     Correction officer Dane Winslow had put Lalli on welfare watch because he told the booking officer at intake that he “(1) lost two close friends to suicide, (2) attempted suicide himself two years prior, and (3) when asked whether he then felt like killing himself responded “not sure, feels that … life is over.”
     The welfare-watch designation meant that staff had to make separate log entries regarding the detainee’s condition when they made 15-minute checks of his cell.
     Winslow nevertheless had not put Lalli in the suicide-prevention cell that the jail had available, and Lalli wound up fashioning a noose out of the sheets and bedding in his more secluded cell.
     In the hours before he tried to kill himself on Oct. 5, Lalli repeatedly threatened his own life and cried in court when the judge denied him bail.
     Correction officer Angela Escorsio made some moves to have Lalli put in the suicide-prevention cell after his arraignment, but she allegedly did not take any precautions while the cell was prepared for him.

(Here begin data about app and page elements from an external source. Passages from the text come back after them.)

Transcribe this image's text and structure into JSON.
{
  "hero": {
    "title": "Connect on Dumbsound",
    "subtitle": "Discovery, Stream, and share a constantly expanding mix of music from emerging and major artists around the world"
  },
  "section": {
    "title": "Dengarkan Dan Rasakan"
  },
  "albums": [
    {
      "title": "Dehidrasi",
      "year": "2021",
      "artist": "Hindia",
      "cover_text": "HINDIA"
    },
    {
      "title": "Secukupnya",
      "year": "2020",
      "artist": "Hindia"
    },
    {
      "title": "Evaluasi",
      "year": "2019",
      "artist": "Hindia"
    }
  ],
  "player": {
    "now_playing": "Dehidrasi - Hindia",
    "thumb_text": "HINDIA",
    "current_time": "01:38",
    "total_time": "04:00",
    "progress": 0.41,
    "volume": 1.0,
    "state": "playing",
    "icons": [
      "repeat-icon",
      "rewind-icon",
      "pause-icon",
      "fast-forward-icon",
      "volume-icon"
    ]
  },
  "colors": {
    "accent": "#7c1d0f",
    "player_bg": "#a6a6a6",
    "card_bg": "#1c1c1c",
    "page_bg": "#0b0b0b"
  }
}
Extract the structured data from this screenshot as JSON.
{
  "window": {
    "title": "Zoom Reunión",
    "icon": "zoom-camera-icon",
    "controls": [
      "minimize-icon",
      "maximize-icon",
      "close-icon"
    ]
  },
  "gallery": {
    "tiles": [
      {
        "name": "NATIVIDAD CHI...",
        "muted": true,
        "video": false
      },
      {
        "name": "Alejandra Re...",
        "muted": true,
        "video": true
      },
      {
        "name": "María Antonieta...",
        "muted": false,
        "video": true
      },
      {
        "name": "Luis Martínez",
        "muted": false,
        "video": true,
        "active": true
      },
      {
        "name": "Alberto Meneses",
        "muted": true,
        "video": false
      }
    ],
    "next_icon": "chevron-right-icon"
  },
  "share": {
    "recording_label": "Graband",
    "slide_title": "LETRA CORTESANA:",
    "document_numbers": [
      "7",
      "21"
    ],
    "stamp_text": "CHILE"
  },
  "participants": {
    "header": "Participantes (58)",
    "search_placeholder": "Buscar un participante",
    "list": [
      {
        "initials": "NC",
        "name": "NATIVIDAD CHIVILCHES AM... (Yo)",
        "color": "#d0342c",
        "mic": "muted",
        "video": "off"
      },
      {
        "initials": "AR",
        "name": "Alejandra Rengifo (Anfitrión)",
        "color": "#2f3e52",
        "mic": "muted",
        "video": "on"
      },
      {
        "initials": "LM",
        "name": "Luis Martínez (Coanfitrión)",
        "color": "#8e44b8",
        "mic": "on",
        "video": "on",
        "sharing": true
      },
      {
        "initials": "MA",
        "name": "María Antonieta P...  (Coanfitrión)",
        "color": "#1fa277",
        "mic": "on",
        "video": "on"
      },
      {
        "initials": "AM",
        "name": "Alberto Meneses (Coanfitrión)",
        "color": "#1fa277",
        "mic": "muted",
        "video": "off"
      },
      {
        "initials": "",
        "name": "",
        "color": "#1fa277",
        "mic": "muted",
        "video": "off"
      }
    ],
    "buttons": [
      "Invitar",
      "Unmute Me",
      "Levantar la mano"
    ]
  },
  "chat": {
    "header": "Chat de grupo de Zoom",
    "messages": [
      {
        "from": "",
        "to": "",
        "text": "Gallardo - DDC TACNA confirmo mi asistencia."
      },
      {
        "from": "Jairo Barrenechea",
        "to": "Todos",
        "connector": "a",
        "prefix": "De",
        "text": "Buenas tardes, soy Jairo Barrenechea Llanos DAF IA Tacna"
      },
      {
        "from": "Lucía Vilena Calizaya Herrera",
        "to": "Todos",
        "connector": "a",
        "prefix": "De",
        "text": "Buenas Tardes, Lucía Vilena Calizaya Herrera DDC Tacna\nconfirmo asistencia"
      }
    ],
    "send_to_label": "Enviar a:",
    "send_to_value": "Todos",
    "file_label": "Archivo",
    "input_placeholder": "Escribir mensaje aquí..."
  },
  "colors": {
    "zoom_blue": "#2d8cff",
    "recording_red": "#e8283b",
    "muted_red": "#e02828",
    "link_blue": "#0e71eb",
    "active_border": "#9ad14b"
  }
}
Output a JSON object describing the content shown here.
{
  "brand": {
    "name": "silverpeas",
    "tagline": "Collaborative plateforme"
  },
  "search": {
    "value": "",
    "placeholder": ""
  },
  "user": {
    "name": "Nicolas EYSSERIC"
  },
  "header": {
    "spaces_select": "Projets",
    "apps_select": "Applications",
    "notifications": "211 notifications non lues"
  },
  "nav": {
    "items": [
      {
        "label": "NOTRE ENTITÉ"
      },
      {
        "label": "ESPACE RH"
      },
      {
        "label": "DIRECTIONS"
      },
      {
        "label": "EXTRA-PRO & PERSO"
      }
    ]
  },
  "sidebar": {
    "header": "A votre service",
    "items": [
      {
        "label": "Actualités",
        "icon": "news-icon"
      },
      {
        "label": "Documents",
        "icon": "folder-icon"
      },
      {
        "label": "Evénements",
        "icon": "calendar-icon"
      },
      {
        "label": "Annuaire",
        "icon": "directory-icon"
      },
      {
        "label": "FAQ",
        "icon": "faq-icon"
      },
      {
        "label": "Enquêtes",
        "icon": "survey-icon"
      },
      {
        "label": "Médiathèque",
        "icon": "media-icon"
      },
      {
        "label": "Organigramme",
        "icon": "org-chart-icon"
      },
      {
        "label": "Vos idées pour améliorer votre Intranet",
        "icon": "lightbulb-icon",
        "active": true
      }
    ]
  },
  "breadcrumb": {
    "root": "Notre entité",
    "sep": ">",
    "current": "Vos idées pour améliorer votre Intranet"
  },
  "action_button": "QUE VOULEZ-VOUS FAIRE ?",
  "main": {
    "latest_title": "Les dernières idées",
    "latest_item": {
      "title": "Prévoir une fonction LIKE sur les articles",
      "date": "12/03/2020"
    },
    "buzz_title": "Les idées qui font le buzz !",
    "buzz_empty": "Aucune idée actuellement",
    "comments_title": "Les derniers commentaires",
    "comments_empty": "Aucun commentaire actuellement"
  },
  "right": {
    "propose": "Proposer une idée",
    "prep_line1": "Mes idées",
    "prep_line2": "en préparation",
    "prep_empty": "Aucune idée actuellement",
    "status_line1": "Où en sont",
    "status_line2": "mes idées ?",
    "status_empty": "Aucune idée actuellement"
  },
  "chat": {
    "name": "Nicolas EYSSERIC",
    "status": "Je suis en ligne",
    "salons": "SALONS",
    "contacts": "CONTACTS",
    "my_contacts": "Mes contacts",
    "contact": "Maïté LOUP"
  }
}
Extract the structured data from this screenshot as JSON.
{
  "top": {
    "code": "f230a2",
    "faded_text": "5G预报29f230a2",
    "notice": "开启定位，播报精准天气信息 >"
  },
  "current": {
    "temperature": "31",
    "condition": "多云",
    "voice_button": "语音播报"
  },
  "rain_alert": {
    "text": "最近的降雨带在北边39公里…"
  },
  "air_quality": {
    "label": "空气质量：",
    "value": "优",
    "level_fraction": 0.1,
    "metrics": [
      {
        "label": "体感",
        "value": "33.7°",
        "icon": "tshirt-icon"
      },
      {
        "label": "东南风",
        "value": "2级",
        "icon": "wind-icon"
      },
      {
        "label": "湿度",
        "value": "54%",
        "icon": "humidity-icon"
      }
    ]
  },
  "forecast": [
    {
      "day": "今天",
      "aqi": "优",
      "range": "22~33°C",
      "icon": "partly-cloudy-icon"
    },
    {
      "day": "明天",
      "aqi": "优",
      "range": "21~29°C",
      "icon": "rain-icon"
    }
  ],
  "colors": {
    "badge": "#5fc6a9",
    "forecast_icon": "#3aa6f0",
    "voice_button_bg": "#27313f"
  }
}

Such precautions could have included taking away the bedding from Lalli’s cell or putting him in a suicide smock.
     An officer found Lalli’s hanging body during a welfare-watch check, but doctors in Bangor found that the suicide attempt had left him with an anoxic brain injury.
     A federal judge denied Winslow and Escorsio immunity from Penn’s deliberate indifference claims, and a three-member panel with the 1st Circuit affirmed last week.
     “In sum, defendants concede that clearly established law dictated they take some action to abate a known risk, whereas the district court found a jury could conclude defendants took effectively no action to abate a known risk,” Senior Judge Bobby Baldock, sitting on the panel by designation from the 10th Circuit, wrote for the court. “As such, on the purely legal question of qualified immunity here, we affirm.”
     The 22-page decision closes with a caveat.
     “This opinion should not be construed as holding defendants are totally ineligible for qualified immunity,” Baldock wrote. “Depending on what defendants can prove at trial, they may indeed be entitled to raise qualified immunity as an affirmative defense. Rather, we simply hold that, on the clearly established law conceded by defendants themselves and the reasonable pro-plaintiff inferences drawn by the District Court below, defendants are not entitled to qualified immunity at the summary judgment phase.”

%d bloggers like this: